__What the exercise asks__:
Work out how many lines of the material below mention the word "header"; reply with the number only.
(Beginning of Record extracts)
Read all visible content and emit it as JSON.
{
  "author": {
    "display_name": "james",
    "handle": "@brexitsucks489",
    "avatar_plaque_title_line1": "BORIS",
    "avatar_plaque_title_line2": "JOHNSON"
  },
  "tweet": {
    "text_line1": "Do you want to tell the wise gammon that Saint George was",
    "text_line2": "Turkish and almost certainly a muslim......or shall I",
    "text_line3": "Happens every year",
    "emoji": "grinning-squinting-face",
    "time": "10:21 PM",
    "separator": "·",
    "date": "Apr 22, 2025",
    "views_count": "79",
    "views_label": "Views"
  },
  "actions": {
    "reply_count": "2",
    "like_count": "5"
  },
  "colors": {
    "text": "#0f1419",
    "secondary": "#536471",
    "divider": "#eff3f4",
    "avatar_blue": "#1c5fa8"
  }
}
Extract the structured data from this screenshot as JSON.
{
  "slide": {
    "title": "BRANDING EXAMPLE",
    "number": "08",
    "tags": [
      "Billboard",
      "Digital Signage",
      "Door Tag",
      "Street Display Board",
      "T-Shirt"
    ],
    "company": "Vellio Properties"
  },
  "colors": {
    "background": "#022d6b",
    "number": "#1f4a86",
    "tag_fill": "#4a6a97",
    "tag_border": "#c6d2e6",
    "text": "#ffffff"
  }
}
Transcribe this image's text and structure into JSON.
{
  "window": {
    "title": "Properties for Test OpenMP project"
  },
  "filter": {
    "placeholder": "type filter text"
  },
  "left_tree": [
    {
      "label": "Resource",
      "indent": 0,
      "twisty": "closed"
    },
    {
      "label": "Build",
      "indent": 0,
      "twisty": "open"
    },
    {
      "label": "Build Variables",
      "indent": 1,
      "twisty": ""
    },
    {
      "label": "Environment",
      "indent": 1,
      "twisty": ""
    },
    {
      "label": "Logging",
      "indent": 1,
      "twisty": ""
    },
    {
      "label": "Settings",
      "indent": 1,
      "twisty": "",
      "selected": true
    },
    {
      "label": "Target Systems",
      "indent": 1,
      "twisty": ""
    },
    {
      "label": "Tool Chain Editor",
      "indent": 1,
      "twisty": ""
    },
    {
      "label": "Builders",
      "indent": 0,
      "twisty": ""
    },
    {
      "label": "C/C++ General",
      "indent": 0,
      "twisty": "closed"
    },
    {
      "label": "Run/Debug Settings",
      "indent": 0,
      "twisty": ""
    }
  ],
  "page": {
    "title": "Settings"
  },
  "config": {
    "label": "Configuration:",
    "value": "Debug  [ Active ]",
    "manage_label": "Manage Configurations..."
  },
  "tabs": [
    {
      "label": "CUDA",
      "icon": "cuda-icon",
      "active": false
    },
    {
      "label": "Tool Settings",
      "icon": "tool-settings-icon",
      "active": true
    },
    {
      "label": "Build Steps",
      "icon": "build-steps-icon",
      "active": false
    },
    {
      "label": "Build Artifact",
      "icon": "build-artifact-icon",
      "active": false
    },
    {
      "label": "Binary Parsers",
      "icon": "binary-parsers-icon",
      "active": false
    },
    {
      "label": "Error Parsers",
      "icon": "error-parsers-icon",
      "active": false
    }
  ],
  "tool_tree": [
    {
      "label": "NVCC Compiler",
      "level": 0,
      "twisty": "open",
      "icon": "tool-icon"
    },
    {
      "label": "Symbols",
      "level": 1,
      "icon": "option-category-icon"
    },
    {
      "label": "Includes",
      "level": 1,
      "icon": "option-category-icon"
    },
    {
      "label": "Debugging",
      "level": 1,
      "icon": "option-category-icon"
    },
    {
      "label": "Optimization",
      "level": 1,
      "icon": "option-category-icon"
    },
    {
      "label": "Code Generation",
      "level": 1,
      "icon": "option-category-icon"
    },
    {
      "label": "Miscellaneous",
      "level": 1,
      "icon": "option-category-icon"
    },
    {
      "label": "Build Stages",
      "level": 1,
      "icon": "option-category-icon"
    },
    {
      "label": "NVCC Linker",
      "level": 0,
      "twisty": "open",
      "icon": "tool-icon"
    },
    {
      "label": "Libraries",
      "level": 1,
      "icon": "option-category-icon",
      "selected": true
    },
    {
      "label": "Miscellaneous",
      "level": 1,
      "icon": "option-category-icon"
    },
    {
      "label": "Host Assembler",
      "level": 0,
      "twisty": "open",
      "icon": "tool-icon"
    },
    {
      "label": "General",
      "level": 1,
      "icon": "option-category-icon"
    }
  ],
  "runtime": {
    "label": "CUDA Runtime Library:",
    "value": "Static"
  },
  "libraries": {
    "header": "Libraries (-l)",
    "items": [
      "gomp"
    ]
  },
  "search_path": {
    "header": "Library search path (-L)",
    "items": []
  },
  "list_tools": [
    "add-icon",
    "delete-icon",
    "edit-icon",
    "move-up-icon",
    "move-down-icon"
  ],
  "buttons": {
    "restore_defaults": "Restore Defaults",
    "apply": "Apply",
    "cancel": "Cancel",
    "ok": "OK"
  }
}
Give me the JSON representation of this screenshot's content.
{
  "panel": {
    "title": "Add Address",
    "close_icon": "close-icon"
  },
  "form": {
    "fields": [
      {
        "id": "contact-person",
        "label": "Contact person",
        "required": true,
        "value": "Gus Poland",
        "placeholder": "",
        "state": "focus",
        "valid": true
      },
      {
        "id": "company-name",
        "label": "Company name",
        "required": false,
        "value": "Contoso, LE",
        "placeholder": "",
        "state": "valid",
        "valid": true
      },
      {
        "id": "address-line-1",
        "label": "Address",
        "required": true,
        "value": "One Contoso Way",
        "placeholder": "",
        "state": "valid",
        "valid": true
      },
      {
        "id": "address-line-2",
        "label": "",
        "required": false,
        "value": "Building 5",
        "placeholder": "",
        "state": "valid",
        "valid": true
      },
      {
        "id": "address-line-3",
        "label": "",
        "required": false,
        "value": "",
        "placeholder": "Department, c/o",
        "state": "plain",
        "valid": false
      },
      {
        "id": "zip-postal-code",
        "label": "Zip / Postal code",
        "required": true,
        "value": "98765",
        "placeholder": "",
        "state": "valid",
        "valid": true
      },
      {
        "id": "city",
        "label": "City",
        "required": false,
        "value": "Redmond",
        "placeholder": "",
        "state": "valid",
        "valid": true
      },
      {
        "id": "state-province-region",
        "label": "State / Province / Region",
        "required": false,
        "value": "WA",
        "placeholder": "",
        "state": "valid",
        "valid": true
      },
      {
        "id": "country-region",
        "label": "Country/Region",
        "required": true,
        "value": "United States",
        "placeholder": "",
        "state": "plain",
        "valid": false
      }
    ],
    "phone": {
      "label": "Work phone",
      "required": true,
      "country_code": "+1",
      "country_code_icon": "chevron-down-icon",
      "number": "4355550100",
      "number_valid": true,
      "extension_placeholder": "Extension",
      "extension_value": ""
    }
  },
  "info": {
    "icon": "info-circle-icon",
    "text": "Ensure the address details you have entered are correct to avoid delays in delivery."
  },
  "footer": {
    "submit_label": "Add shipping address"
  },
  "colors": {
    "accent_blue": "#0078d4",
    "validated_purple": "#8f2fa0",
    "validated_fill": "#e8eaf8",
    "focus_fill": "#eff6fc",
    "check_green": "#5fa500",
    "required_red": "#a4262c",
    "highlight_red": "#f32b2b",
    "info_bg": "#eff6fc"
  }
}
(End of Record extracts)
__Finished exercise__:
2